October marks three decades since Anita Hill testified in front of the Senate Judiciary Committee that Clarence Thomas had sexually harassed her when he was her boss at the Department of Education and the Equal Employment Opportunity Commission.
A Supreme Court nominee, the conservative Thomas was confirmed by a thin margin of 52-48. Hill was pilloried.
Hill isn’t merely a symbol, though. Rather than receding from view following her wrenching testimony before the all-White, all-male Senate Judiciary Committee, she charted a more activist course. Over the past 30 years, she’s embraced a role as an outspoken advocate for women’s rights and gender equality, especially for Black women.
Hill’s new book — her third — is by turns diaristic and scholarly, as the Brandeis University professor marshals elements of both memoir and academic analysis to underscore the urgency of rooting out gender-based violence. And she does all this with prose that’s at once sophisticated and blunt.
“When I first spoke publicly about my experience of being sexually harassed, at 35 years old, I was young and patient,” she writes. “Thirty years later, I make no claim to youth. And when it comes to ending violence and the inequality that it spawns, I am no longer patient.”
I recently talked with Hill about “Believing,” the variety of forces that protect men such as the R&B singer R. Kelly and ignore the claims of Black girls and women, and the deep sense of hope she finds in her mother’s legacy.
The following conversation has been lightly edited for length and clarity.
What has the social climate of the past several years — the high-profile police killings of Black Americans, the testimony that Christine Blasey Ford gave during Brett Kavanaugh’s Supreme Court confirmation hearing, the #MeToo Movement — revealed about the structural forces that affect racial and gender equality?

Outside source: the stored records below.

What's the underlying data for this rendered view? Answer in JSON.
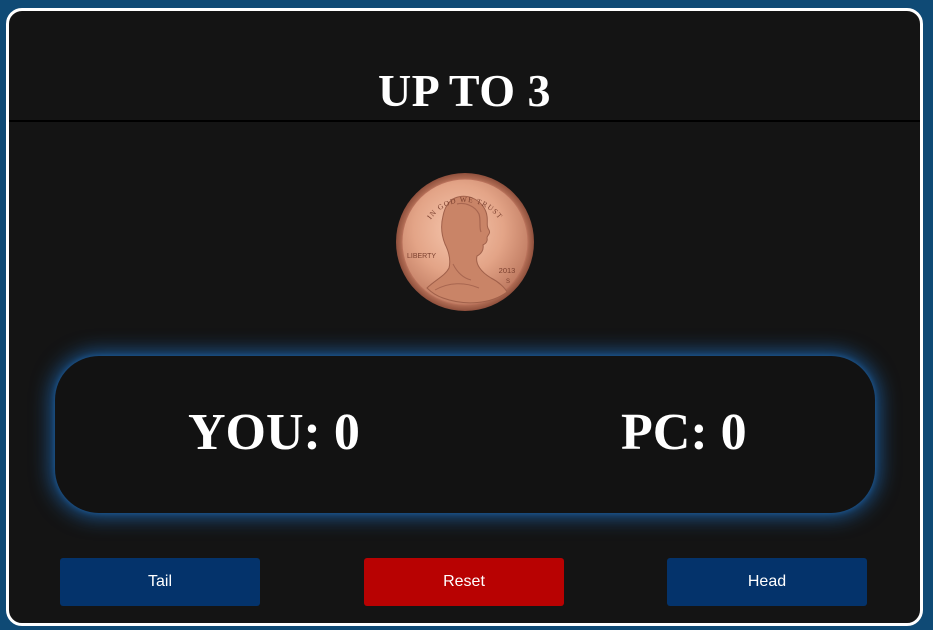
{
  "game": {
    "title": "UP TO 3"
  },
  "coin": {
    "icon": "penny-coin-icon",
    "text_top": "IN GOD WE TRUST",
    "text_left": "LIBERTY",
    "year": "2013",
    "mint_mark": "S",
    "colors": {
      "face": "#e3a487",
      "rim": "#b8705a",
      "shadow": "#8f4f3c"
    }
  },
  "score": {
    "you_text": "YOU: 0",
    "pc_text": "PC: 0"
  },
  "buttons": {
    "tail_label": "Tail",
    "reset_label": "Reset",
    "head_label": "Head"
  },
  "colors": {
    "background": "#0f4a75",
    "panel": "#141414",
    "button_blue": "#04336b",
    "button_red": "#b80202",
    "glow": "#1e6ebe"
  }
}
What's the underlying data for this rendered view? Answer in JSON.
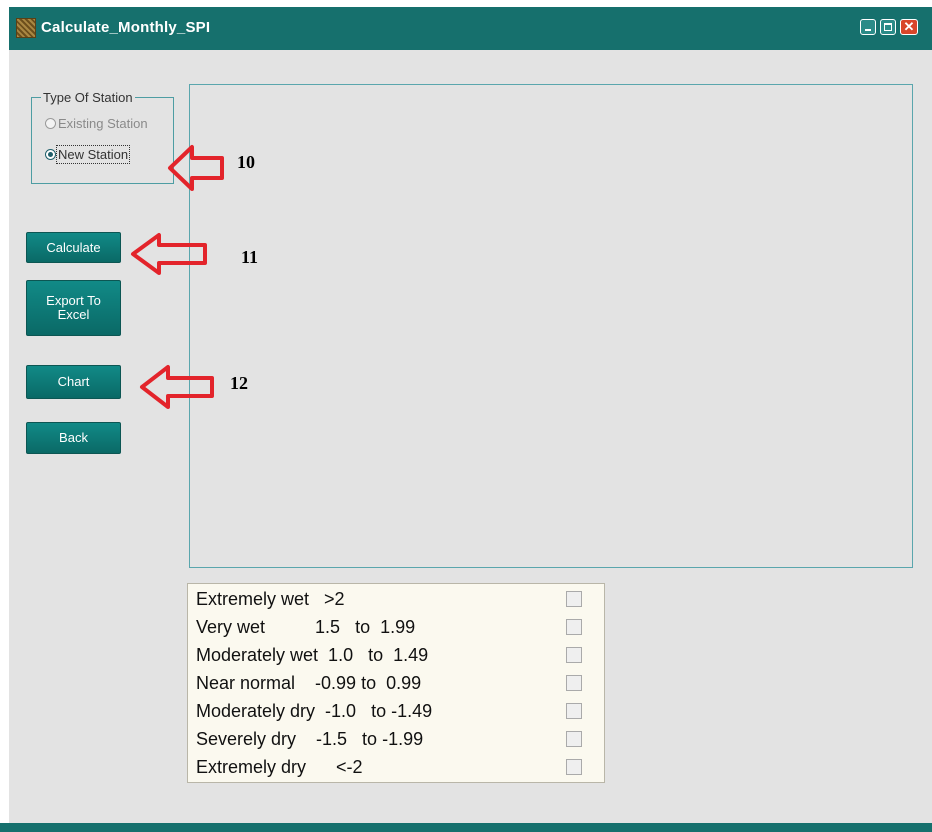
{
  "window": {
    "title": "Calculate_Monthly_SPI"
  },
  "station_group": {
    "legend": "Type Of Station",
    "options": [
      {
        "label": "Existing Station",
        "enabled": false,
        "selected": false
      },
      {
        "label": "New Station",
        "enabled": true,
        "selected": true
      }
    ]
  },
  "buttons": {
    "calculate": "Calculate",
    "export_line1": "Export To",
    "export_line2": "Excel",
    "chart": "Chart",
    "back": "Back"
  },
  "spi_legend": [
    {
      "label": "Extremely wet   >2",
      "checked": false
    },
    {
      "label": "Very wet          1.5   to  1.99",
      "checked": false
    },
    {
      "label": "Moderately wet  1.0   to  1.49",
      "checked": false
    },
    {
      "label": "Near normal    -0.99 to  0.99",
      "checked": false
    },
    {
      "label": "Moderately dry  -1.0   to -1.49",
      "checked": false
    },
    {
      "label": "Severely dry    -1.5   to -1.99",
      "checked": false
    },
    {
      "label": "Extremely dry      <-2",
      "checked": false
    }
  ],
  "annotations": [
    {
      "number": "10",
      "points_to": "New Station"
    },
    {
      "number": "11",
      "points_to": "Calculate"
    },
    {
      "number": "12",
      "points_to": "Chart"
    }
  ],
  "colors": {
    "titlebar": "#16706d",
    "button": "#118a87",
    "arrow": "#e3242b",
    "background": "#e3e3e3"
  }
}
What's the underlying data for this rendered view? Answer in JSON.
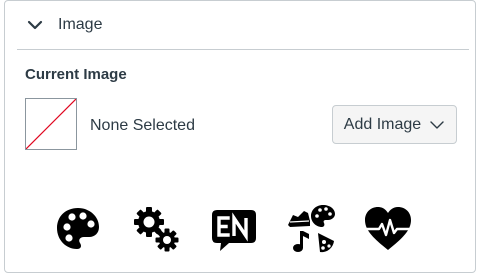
{
  "panel": {
    "title": "Image",
    "toggle_icon": "chevron-down-icon"
  },
  "current_image": {
    "label": "Current Image",
    "status": "None Selected",
    "preview_icon": "empty-image-placeholder"
  },
  "add_image": {
    "label": "Add Image",
    "icon": "chevron-down-icon"
  },
  "icon_options": [
    {
      "name": "palette-icon"
    },
    {
      "name": "gears-icon"
    },
    {
      "name": "language-en-icon"
    },
    {
      "name": "electives-icon"
    },
    {
      "name": "heartbeat-icon"
    }
  ],
  "colors": {
    "text": "#2d3b45",
    "border": "#c7cdd1",
    "placeholder_slash": "#e0061f",
    "button_bg": "#f5f5f5",
    "icon": "#000000"
  }
}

It’s revealed that these forces have been there — in some instances under the surface, and in other instances they surfaced but weren’t widely broadcast. In terms of race, we’ve seen over-policing incidents, incidents where Black men and women were killed by police or while in police custody. That’s the sort of racism that we’ve seen, that’s been a more obvious problem.
In terms of gender, we’ve learned over the past few years that rampant and egregious sexual misconduct — and that’s probably not even a strong enough term — has been occurring in various sectors. The #MeToo revelations pointed to behavior that was going on that was violent, that was typically directed at women but also at men. In the book, I talk about how to really get your mind around how pervasive the problem is, you have to look at the statistics and not at individual instances of misogyny and violence.
I think that it’s a combination. For years nothing was done because he’s a very powerful individual in the music industry. I think that part of the dismissiveness in terms of attitudes toward his prosecution has been because they’re women of color who’ve been complaining. We know that when people look at who has credibility to talk about sexual misconduct, they look at it through an intense gender lens. And women of color are viewed through both a gender and a racial lens.
So, those two things intersecting or combining make it harder for Black women to be heard. This situation is associated with the whole concept of the perfect victim. And Black women are rarely viewed as the perfect victim. In fact, we know that there is no perfect victim. It’s a myth we create to excuse doing nothing about the problem.
How do we combat gender-based discrimination and violence in a way that also addresses race?
You have to do both. I don’t think that you can separate the two when you’re talking about the experiences of racial minorities who are also female or transgender or nonbinary or even male in some instances. You’ve got to take into account both elements. People have been talking about being anti-racist. You have to be not only anti-racist but also deliberately anti-sexist if you’re going to eliminate gender-based violence in the Black community.
At your core, you’re a very hopeful person. How do you keep that feeling?
Because I’ve seen change in my lifetime. But I don’t even look at my lifetime as a measure of change. My mother was born in 1911, and she died at 91 years old. What I like to think about — maybe it’s a way of not getting discouraged — is the change she was able to witness in her life, the change she was able to share with her children, who’ve had opportunities she never had. Especially her daughters, who were able to make some choices that were different from the choices she had.
She did farm work all her life. She had to leave school in the sixth grade. She had 13 children. She was happy as a mother and as a woman, but she came into a world that was very different from the world she left. I mark our progress by the change that occurred during her long life. So, I’ve seen the change. That’s why I’m hopeful that we can continue it — if we commit to it. Change happened in her lifetime because people committed to it.
The title of my book is “Believing.” That’s because I believe that change is possible, and I believe that we deserve more. I believe that women should expect to have more from our system than what we’re getting right now. So, the book is a conversation about our society’s journey, but it’s also about my journey, because I had to really grow to understand that the problem is bigger than me in 1991. It’s bigger than the issue of sexual harassment. It’s bigger than the hearings. I had to grow in terms of my understanding and knowledge of other experiences with sexual misconduct and gender violence.